| REQUIREMENT |
From the records below, copy each line that has the word "value" in it.

### RECORDS SHOWN

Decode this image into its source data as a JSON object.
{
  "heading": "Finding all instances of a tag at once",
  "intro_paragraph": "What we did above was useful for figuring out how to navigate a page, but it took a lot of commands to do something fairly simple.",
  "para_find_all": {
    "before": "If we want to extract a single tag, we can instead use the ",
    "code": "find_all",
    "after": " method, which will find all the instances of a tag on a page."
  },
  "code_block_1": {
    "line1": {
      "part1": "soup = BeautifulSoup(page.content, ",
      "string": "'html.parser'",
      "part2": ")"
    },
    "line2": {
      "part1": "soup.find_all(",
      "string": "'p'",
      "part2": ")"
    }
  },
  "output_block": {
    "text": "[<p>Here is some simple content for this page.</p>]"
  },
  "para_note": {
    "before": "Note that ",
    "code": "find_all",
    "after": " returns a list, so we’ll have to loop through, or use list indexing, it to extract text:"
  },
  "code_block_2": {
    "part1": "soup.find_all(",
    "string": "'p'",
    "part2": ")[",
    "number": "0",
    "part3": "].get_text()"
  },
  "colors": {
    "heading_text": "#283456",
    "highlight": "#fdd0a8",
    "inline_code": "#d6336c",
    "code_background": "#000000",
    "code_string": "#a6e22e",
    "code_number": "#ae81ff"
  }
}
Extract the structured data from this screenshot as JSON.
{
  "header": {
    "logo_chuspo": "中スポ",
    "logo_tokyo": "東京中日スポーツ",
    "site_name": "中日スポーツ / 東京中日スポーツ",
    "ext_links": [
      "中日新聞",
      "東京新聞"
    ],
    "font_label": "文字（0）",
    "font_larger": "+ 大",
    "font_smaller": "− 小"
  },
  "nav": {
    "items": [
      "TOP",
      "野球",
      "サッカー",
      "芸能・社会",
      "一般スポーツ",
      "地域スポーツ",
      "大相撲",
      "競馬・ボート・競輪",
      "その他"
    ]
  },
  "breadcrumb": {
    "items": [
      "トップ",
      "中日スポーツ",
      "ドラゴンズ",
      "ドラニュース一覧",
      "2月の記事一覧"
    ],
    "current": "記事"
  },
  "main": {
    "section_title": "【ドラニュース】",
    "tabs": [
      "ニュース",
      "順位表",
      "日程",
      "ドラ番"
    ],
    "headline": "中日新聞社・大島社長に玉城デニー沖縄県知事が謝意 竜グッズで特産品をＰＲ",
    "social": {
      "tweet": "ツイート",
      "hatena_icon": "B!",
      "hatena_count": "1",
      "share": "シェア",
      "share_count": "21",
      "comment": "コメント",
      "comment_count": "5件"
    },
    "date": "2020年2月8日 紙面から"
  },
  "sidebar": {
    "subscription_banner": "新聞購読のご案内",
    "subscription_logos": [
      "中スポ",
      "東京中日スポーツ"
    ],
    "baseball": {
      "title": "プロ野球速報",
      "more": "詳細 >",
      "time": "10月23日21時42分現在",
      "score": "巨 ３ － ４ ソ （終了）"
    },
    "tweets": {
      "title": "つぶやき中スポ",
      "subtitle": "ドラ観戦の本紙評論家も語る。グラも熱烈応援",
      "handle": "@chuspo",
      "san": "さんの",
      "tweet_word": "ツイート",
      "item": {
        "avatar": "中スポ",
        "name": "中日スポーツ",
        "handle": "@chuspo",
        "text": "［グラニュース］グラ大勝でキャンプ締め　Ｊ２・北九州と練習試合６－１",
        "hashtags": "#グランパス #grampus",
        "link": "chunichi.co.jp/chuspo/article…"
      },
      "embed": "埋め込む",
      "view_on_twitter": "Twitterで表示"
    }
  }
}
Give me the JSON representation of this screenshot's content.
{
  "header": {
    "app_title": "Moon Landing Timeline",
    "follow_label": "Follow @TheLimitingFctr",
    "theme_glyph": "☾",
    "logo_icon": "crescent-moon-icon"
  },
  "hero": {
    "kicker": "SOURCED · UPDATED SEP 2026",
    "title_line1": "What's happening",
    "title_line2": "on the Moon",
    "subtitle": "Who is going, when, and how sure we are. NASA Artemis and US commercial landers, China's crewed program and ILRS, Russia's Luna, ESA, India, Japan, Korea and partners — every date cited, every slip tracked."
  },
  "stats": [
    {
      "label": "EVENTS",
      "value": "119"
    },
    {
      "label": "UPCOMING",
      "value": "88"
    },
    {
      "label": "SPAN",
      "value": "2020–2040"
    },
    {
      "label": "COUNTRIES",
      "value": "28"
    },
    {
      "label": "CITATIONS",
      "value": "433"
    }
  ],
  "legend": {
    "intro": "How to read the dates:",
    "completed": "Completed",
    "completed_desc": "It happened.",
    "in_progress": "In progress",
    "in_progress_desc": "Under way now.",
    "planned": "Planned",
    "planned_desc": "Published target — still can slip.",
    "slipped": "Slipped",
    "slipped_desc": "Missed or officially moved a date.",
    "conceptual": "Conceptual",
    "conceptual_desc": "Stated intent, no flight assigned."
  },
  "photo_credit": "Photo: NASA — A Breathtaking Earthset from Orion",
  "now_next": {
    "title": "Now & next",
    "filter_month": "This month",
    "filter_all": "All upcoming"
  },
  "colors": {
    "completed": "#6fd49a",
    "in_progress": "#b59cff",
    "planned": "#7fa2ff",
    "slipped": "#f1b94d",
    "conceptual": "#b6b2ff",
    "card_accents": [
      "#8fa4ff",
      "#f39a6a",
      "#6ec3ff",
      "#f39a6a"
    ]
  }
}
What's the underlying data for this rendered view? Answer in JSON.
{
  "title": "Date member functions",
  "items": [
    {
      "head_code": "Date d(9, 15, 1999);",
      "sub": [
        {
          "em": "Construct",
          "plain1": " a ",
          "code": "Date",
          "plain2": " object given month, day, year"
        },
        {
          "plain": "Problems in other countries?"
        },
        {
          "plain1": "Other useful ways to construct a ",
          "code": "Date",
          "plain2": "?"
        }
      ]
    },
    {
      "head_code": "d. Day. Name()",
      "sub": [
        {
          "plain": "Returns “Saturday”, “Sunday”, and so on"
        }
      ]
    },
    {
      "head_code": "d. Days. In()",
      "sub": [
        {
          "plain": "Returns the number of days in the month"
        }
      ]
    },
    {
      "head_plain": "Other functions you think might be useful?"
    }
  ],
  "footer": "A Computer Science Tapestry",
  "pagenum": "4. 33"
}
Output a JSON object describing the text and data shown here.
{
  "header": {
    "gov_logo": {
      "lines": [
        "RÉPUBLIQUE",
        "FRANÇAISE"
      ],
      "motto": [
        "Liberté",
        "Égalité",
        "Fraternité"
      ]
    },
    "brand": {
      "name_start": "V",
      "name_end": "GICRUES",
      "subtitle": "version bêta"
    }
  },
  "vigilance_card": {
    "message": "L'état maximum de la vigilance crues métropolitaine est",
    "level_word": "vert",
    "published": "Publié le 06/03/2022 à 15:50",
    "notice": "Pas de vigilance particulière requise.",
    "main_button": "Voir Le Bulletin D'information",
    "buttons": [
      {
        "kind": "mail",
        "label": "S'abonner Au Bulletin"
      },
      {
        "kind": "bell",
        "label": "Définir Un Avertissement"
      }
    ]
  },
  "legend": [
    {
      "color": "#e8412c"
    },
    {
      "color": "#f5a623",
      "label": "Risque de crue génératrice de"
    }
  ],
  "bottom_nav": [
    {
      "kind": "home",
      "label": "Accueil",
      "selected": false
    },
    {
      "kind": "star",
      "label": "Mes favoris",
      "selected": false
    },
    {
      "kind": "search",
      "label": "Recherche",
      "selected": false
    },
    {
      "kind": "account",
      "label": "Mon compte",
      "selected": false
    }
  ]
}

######

| EXERCISE SOLUTION |
      "value": "119"
      "value": "88"
      "value": "2020–2040"
      "value": "28"
      "value": "433"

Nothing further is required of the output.